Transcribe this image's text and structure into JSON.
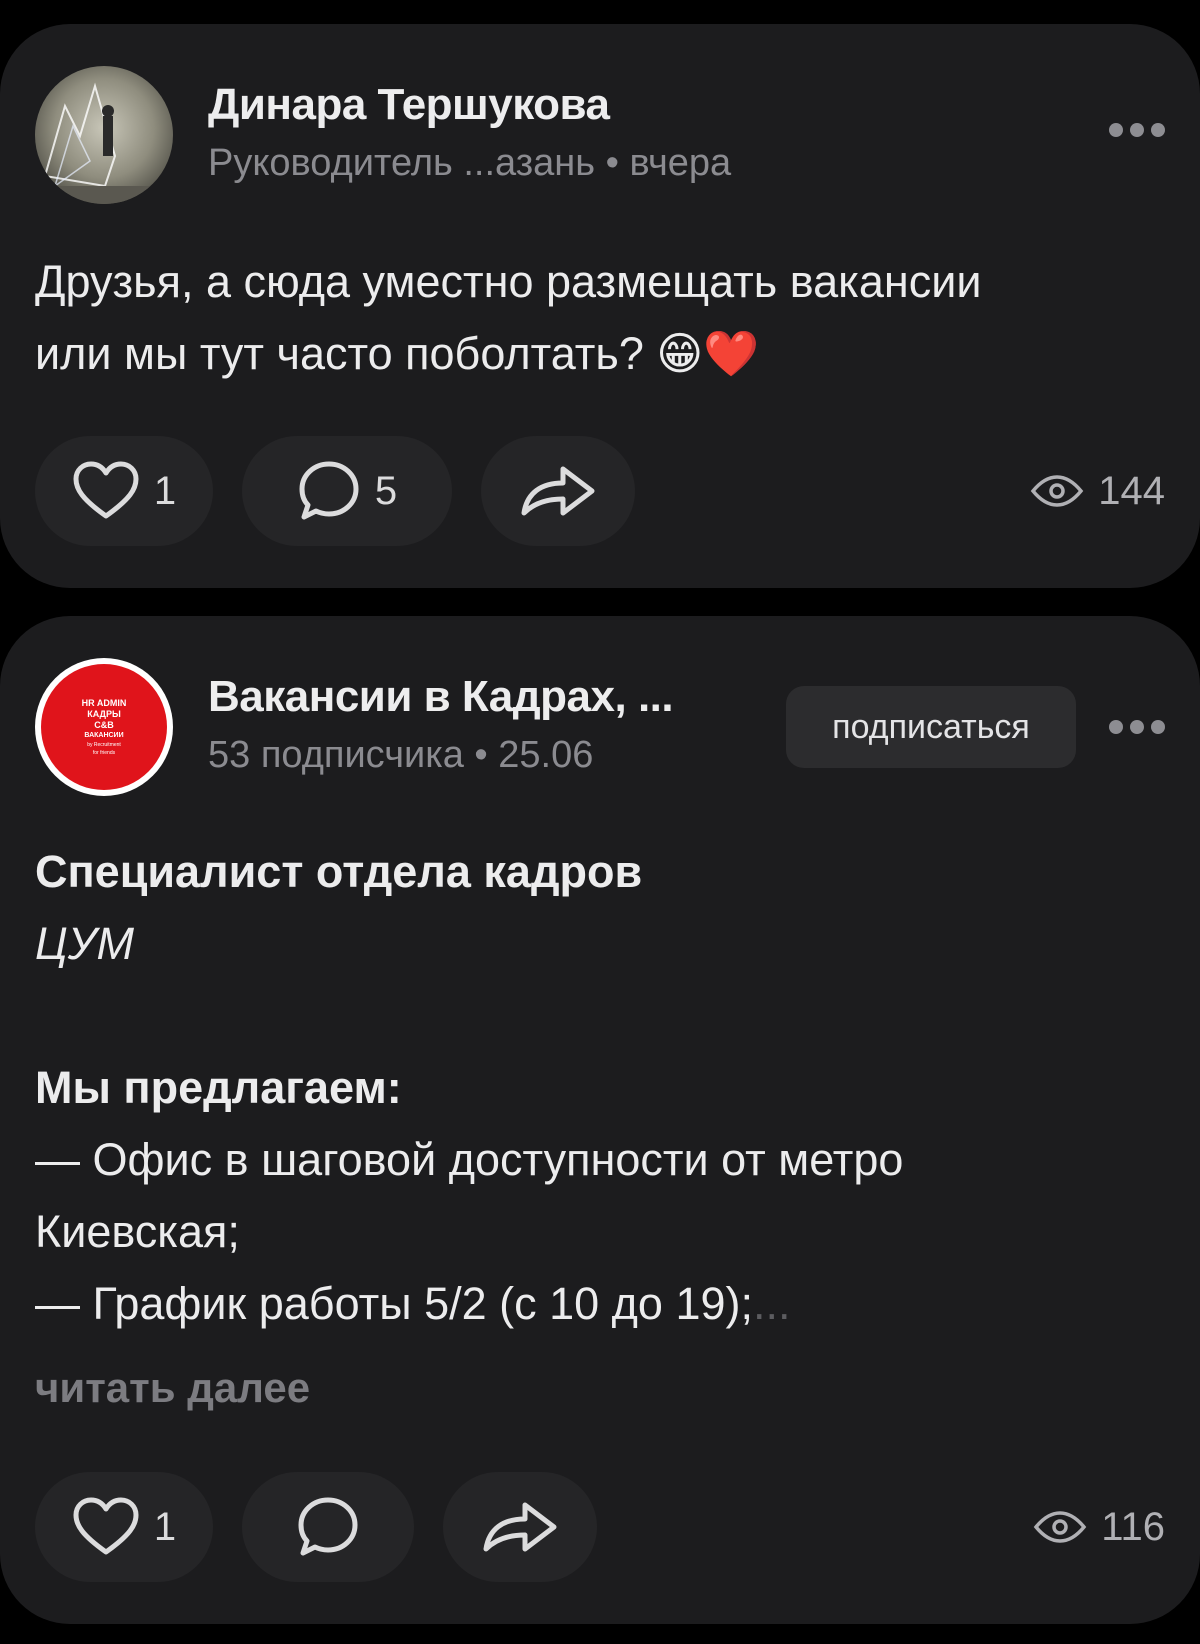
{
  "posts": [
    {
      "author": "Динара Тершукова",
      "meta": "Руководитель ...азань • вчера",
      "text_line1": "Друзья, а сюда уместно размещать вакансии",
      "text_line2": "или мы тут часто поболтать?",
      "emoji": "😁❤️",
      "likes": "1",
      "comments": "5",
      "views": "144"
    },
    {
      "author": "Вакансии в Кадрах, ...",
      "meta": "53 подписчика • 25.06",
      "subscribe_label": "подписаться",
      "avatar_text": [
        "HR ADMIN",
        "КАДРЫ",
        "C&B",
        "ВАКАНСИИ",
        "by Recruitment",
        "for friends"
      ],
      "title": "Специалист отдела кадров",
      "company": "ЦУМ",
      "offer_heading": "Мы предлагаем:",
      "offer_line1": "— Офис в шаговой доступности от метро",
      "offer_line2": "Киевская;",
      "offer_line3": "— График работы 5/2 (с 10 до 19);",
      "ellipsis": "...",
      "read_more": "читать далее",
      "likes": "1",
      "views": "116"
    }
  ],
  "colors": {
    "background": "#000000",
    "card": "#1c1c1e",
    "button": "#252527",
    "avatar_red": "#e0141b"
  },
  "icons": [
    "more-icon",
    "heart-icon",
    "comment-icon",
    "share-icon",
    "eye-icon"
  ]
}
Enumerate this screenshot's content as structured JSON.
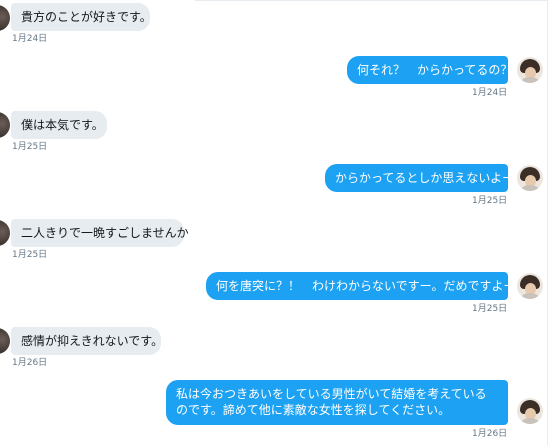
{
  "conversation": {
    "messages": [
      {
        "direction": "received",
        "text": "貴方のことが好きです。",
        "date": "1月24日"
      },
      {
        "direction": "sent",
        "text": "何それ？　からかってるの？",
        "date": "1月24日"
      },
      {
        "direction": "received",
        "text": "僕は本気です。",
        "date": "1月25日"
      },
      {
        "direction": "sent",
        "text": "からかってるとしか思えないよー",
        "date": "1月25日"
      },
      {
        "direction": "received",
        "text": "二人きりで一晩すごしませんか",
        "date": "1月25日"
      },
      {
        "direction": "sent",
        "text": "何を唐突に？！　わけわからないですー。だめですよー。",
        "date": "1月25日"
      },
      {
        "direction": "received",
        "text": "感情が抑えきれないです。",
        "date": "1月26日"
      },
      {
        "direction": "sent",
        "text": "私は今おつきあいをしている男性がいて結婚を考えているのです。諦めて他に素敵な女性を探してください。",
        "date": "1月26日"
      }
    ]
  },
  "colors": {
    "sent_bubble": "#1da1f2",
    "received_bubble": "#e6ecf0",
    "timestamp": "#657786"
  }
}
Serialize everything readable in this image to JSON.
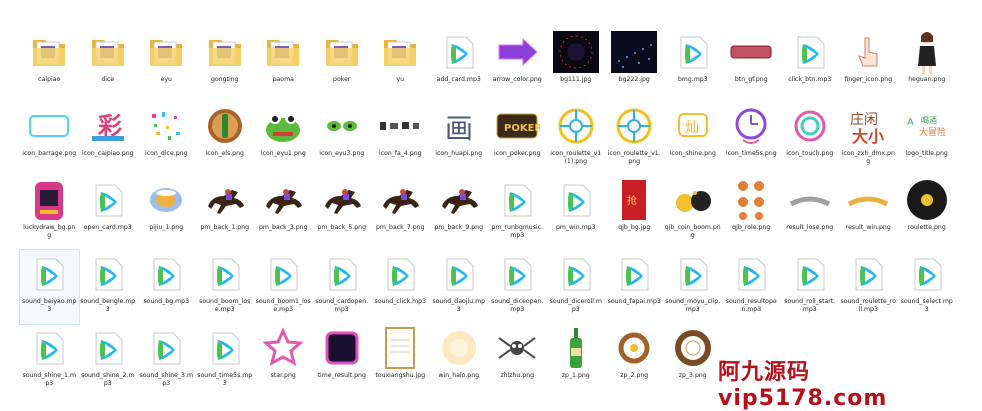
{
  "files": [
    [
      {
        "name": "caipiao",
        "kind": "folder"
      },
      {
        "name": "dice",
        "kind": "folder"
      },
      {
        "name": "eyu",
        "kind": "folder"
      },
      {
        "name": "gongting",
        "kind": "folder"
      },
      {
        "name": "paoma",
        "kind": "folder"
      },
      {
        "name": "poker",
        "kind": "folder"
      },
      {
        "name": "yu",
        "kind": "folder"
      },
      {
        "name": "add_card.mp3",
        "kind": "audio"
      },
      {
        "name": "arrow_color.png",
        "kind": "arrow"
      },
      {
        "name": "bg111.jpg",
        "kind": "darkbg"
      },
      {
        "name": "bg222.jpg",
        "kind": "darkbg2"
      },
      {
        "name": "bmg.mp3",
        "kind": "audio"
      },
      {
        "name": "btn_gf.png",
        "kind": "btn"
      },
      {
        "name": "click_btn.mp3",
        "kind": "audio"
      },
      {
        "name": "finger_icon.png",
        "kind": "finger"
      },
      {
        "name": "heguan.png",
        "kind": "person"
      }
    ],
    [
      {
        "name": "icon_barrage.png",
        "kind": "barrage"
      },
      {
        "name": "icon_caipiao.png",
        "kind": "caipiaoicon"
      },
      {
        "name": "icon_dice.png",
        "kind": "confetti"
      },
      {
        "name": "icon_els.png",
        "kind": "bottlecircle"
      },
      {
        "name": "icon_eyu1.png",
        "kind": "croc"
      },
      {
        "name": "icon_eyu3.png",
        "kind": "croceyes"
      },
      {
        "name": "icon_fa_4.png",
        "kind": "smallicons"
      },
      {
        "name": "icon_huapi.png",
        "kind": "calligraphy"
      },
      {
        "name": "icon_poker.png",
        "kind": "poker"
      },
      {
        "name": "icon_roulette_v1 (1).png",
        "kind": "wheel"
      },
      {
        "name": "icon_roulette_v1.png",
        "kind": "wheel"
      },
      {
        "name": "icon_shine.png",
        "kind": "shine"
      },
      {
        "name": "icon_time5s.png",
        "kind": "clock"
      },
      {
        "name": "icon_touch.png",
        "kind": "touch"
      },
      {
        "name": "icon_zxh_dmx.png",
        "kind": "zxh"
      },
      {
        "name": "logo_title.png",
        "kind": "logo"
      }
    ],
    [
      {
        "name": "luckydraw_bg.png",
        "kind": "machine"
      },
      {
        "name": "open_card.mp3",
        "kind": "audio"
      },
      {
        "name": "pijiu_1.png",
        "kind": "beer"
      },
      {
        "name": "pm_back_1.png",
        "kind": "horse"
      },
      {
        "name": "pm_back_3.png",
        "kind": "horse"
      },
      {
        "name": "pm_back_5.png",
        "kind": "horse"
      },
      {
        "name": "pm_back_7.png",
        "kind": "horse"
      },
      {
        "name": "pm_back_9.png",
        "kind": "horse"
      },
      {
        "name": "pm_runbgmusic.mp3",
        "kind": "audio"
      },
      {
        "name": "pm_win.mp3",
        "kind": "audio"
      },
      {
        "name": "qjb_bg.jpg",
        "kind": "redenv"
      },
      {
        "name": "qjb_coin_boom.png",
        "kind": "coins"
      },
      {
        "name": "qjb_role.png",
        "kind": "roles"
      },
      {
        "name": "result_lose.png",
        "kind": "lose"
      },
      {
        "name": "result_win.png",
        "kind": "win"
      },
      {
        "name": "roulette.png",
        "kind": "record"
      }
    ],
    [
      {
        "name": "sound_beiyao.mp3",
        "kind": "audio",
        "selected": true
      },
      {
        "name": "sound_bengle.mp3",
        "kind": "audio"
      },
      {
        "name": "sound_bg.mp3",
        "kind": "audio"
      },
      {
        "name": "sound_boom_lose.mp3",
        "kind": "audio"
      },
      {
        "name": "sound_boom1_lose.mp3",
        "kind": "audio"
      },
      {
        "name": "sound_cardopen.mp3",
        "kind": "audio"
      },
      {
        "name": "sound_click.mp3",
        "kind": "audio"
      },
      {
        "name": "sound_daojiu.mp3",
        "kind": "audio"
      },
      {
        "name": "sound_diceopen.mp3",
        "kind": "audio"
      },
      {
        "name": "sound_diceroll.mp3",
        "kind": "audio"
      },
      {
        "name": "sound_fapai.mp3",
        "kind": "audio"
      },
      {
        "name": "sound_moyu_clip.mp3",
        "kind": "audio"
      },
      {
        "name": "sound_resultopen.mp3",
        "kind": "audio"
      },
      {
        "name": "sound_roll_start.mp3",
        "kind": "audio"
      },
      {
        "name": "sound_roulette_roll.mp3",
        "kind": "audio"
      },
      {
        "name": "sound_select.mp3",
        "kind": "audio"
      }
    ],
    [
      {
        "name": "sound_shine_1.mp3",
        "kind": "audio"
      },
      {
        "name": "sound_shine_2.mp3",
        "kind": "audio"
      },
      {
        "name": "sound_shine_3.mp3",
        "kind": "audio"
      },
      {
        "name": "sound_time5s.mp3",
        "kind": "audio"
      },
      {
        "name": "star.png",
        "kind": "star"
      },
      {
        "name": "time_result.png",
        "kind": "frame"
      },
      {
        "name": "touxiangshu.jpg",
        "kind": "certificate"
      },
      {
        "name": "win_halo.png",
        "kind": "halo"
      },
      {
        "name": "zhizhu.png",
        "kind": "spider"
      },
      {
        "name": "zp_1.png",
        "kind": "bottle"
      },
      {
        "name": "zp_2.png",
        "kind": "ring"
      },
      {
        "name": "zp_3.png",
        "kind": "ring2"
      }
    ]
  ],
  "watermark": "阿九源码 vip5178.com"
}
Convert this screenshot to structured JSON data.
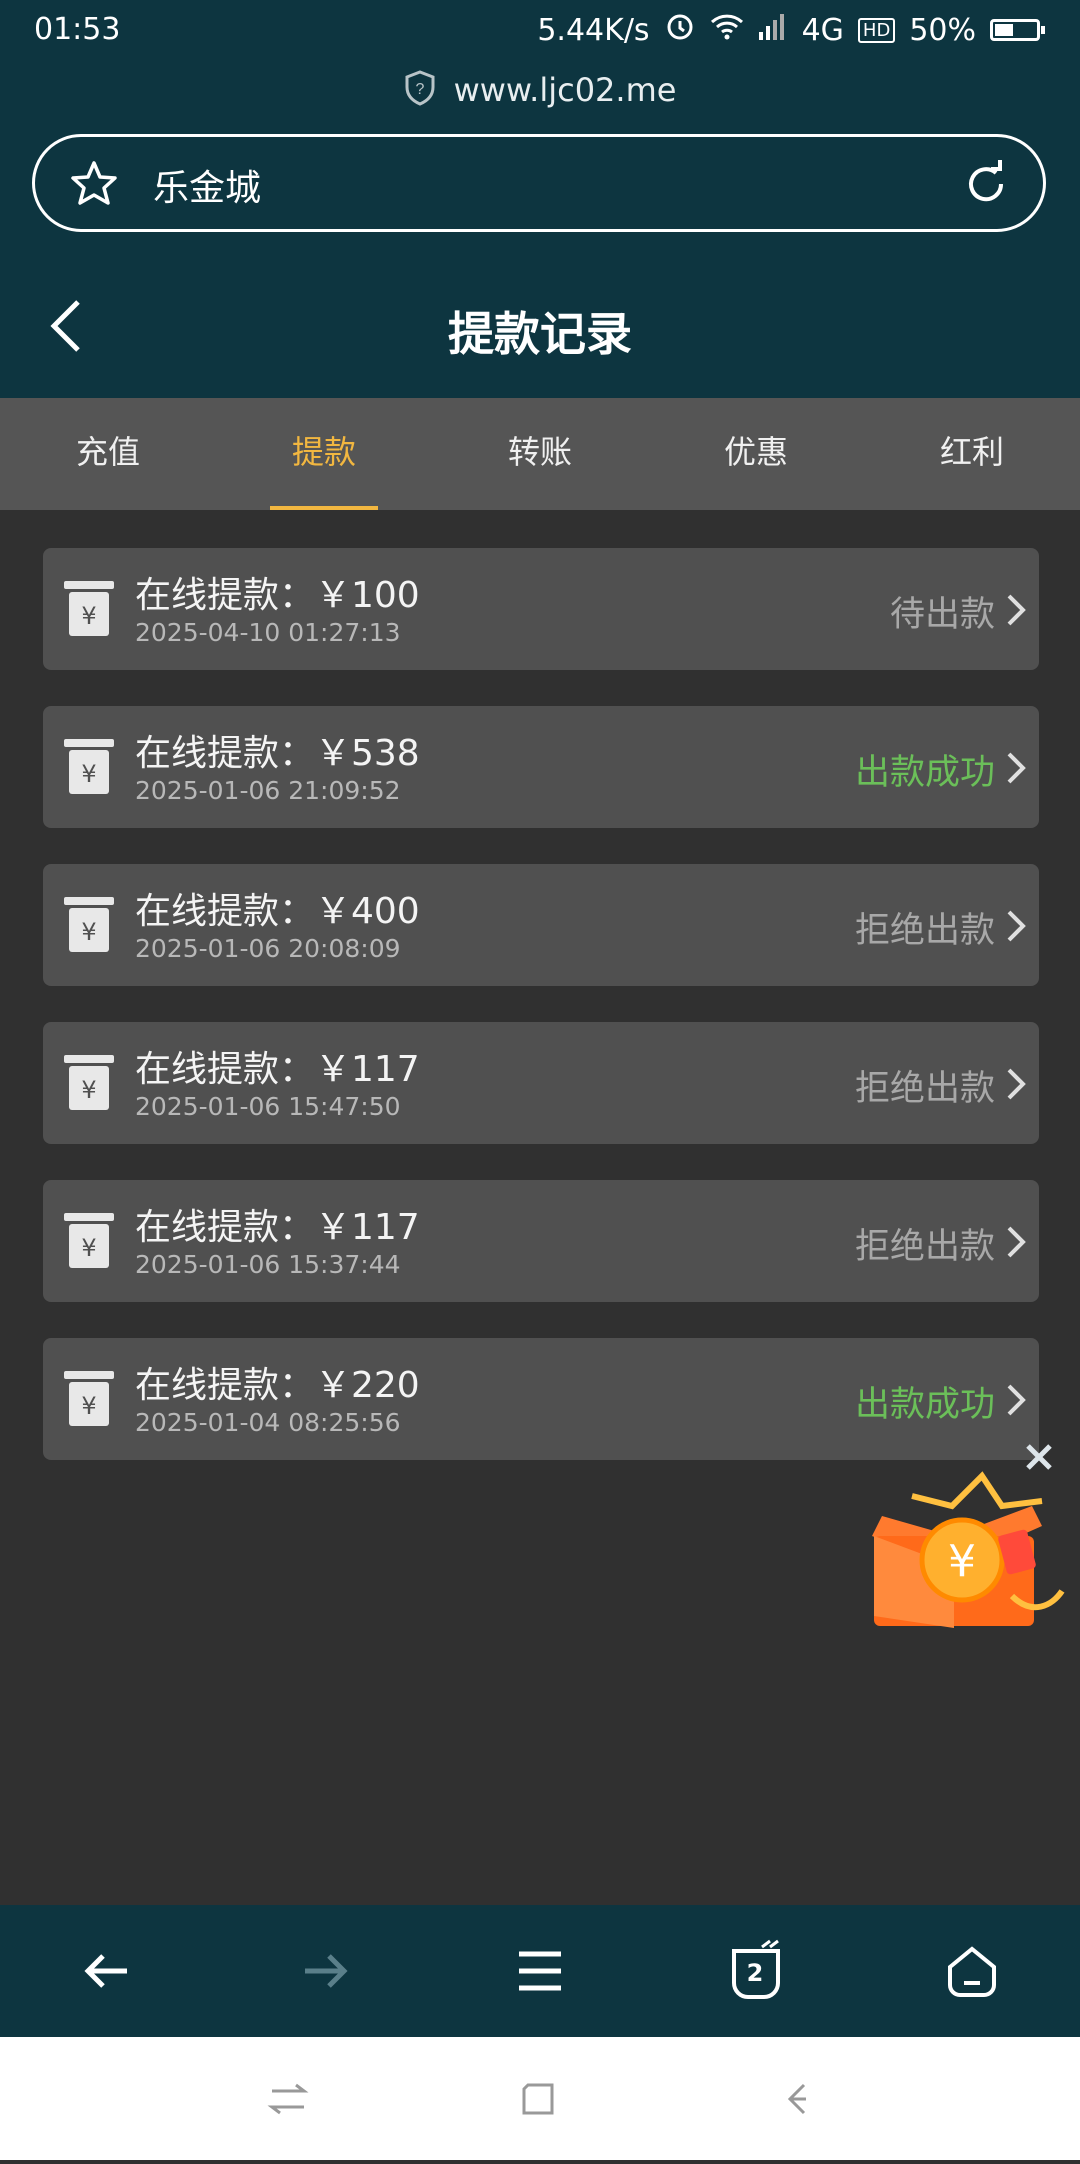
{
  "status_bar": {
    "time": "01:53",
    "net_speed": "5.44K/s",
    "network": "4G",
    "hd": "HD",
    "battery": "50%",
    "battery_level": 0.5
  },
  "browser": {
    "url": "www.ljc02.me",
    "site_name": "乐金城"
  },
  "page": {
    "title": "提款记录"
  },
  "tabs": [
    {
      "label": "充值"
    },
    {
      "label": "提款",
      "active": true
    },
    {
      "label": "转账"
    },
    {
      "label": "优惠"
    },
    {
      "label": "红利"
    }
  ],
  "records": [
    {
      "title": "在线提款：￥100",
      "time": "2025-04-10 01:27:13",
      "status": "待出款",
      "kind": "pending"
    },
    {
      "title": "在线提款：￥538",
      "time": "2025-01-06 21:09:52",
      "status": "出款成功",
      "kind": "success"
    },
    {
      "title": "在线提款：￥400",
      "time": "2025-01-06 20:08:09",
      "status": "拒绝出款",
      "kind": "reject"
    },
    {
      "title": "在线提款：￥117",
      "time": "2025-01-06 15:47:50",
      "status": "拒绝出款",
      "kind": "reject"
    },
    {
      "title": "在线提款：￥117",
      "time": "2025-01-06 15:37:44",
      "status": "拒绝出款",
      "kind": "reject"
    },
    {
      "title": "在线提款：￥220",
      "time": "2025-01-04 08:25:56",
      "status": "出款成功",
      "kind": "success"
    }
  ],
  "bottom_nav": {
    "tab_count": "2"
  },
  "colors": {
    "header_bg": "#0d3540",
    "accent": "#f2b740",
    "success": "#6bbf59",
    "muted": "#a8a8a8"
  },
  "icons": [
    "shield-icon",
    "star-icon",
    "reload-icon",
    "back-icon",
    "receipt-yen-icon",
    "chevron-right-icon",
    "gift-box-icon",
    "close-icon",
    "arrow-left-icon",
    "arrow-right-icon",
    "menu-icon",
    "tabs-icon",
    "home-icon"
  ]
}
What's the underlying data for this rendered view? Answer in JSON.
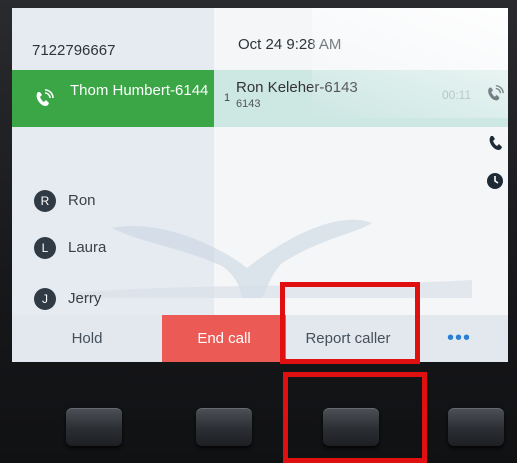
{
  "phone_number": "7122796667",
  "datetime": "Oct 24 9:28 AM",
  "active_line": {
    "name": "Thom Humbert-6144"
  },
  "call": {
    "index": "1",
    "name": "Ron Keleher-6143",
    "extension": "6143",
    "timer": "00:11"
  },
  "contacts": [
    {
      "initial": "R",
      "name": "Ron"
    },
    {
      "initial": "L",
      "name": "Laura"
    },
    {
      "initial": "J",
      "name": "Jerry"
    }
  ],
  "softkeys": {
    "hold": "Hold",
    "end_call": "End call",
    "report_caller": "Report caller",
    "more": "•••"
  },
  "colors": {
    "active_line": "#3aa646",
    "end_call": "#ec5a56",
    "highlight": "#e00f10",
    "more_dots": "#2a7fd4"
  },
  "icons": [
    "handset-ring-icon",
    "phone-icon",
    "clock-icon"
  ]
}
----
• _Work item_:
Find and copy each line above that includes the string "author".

• _Your solution_:
      "author": "Динара Тершукова",
      "author": "Вакансии в Кадрах, ...",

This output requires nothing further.